The Spokane Country, WA, Sheriff’s Office must evict a homeless man from occupying a handicapped parking stall at Wal-Mart, but the squatter refuses to leave and things get aggressive. Again in Spokane, officers must respond to complaints that a couple is getting a bit too friendly on a stranger’s front lawn. Finally, officers of the Des Moines, IA, Police Department question a man who allegedly threatened his property manager with a pocket knife
ALBUQUERQUE POLICE SERGEANT JEFFERY FERNER STOPS A TRUCK CONTAINING THREE MALE SUSPECTS. ONE OF THE SUSPECTS, A TRANSVESTITE, WAS SEEN BY AN UNDERCOVER OFFICER SMOKING CRACK. DURING THE QUESTIONING OF THE SUSPECTS, FERNER SEES WHAT HE BELIEVES TO BE A CRACK ROCK IN THE SUSPECTS MOUTH. THE SUSPECT IS WARNED TO COOPERATE WITH THE OFFICERS OR SUFFER THE CONSEQUENCES. WHEN THE SUSPECT FAILS TO COOPERATE, HE IS TACKLED BY THE OFFICERS WHO ATTEMPT TO EXTRACT THE ROCK FROM HIS MOUTH. HOWEVER, THE SUSPECT MANAGES TO SWALLOW THE CRACK ROCK. THE OTHER SUSPECTS ARE RELEASED, BUT THE MALE IS ARRESTED ON DRUG CHARGES.
A routine traffic stop is abruptly interrupted when a cyclist is hit by a passing vehicle. Deputy Jason Corey of the Riverside County Sheriff’s Department quickly contains the scene and calls for assistance. Paramedics arrive within minutes to treat the victim. Meanwhile, Deputy Corey questions the occupants of the vehicle that was involved in the accident. They all insist that they did not see the cyclist before the accident. When the investigation of the accident concludes, Deputy Corey prepares to deal with the driver from the traffic stop that was driving on a suspended license.
Deputy Kristi Estes of the Pierce County Sheriff’s Department is in pursuit a vehicle which has been reported to be traveling up to 100mph on a local freeway. Officer Russ Martin assists in the pursuit by successfully deploying stop sticks in front of the fleeing vehicle the moment he passes by. The pursuit ends when the driver’s deflated tires force him to pull off to the shoulder of the road. With their guns drawn, the officers order the driver to put his hands outside of his window. The unresponsive driver ignores the officers orders. As the officers assess the situation, they discover that the defiant driver’s talking on his cell phone. The officers eventually extricate the driver from the vehicle and later learn that he fled because of a suspended license and three warrants for his arrest.
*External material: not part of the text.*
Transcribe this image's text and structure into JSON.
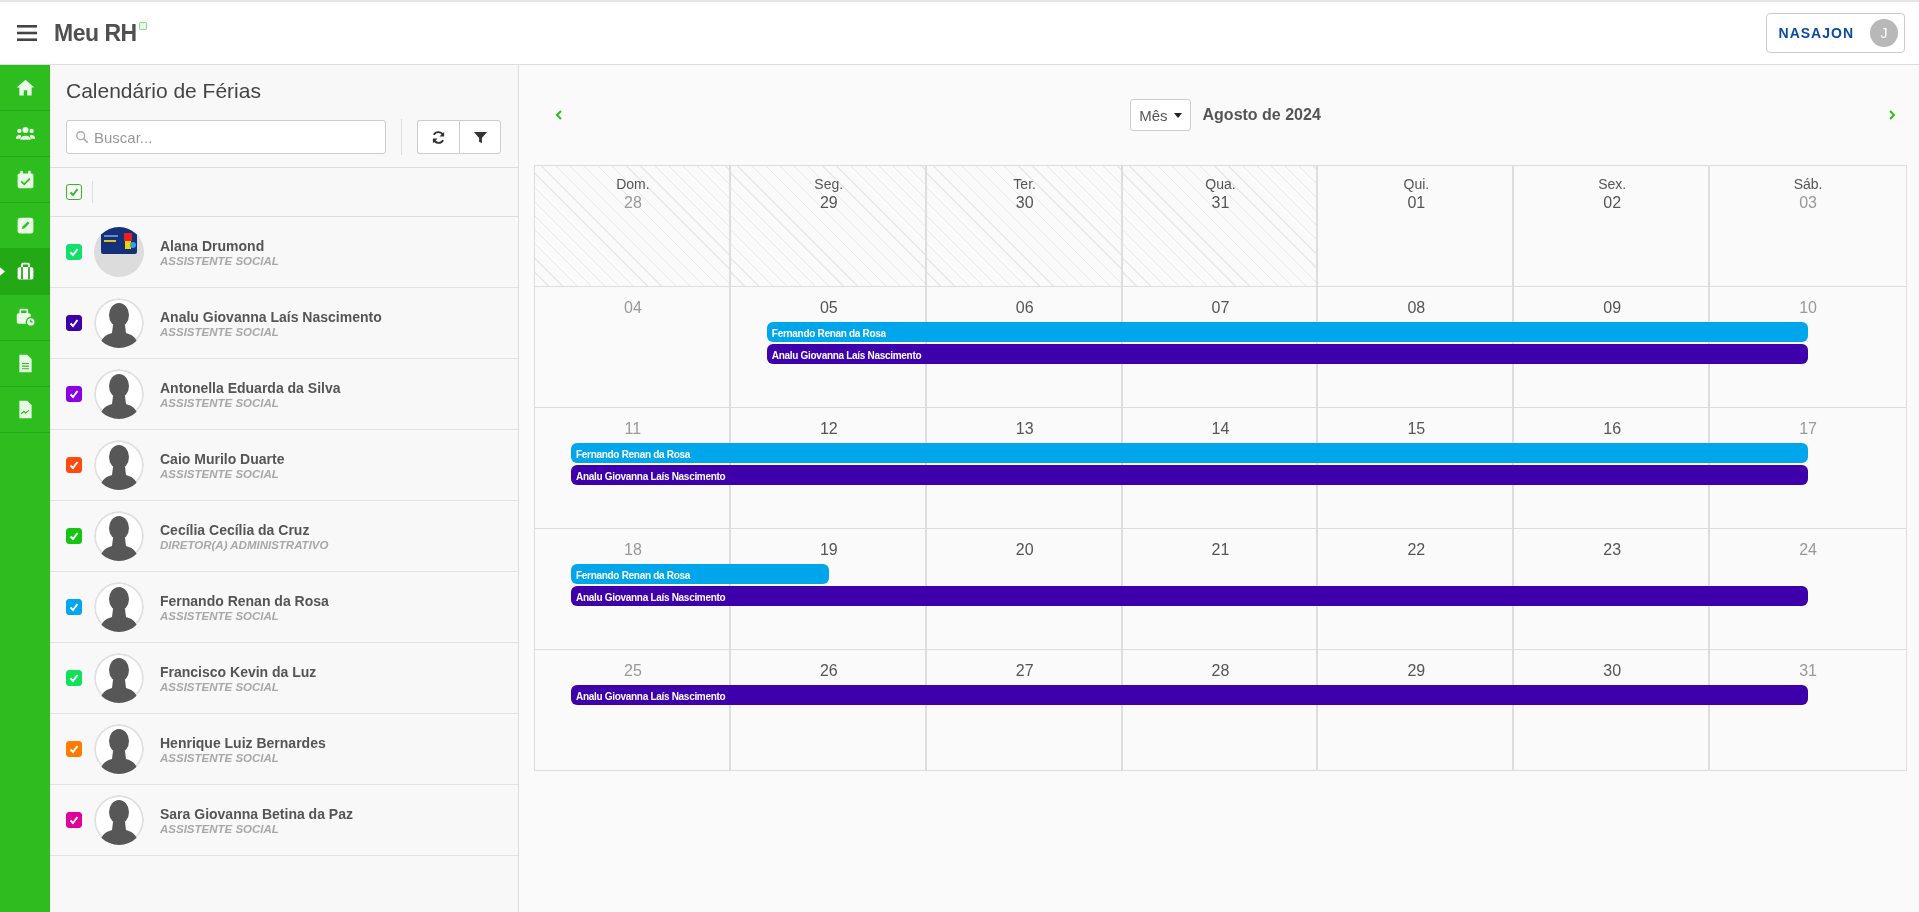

Detective Derin Catli of the Passaic County (NJ) Sheriff’s Department follows a stolen vehicle with three male occupants. Three units join Detective Catli and attempt to stop the vehicle. To their surprise, the desperate driver squeezes by three units and a dangerous high-speed pursuit ensues down busy city streets. After recklessly barreling down empty sidewalks, and negotiating several sharp turns, the driver eventually loses control of the vehicle and crashes into a parked car. All three suspects are taken into custody with out incident.
Officer Michael Winslow of the Cincinnati (OH) Police Department is on evening patrol when he stops a motorist for not having his lights on. The two occupants are asked to present identification. While confirming ID’s the passenger escapes on foot and a chase takes place with the officer tasering the man who as it turns out has a felony warrant and is taken into custody. The driver is cited for no taillights and is released.
Harris Co. Sheriff’s Deputy Michael Sieck receives a domestic disturbance call. He arrives to find a man in the street and a woman yelling from a distance. While questioning them, the woman hits the man in the face. Both parties refuse to sign complaints and Sieck lectures them; he leaves, wondering if that’s love.
“Let the chips fall where they may,” he said when some of his staff objected to how risky it might be to have cameras follow Deputy Sheriffs around recording their calls.
That was “Uncle Nick,” which was a nickname I gave him after our first meeting. He was fearless. He had guts. He wasn’t afraid to make a decision, right or wrong, as long as it reflected his beliefs. And “transparency” was one of those beliefs, meaning he welcomed the chance to show his department in action despite the possibility that it might not be a perfect portrait. “We are human beings,” he told me. “If we make mistakes, we need to correct them. If we do our job right, the people should know…”
And millions of people did know, and learn about day to day police work, thanks to Nick Navarro’s guts and his gumption. He was a singular man, a gentleman, and a tough cop. I admired him…and all who knew him will miss his mighty spirit. Uncle Nick was truly one of a kind, and police officers everywhere owe him a little gratitude for letting us all come into their lives and see the humanity behind the badge.
Creator and Executive Producer, COPS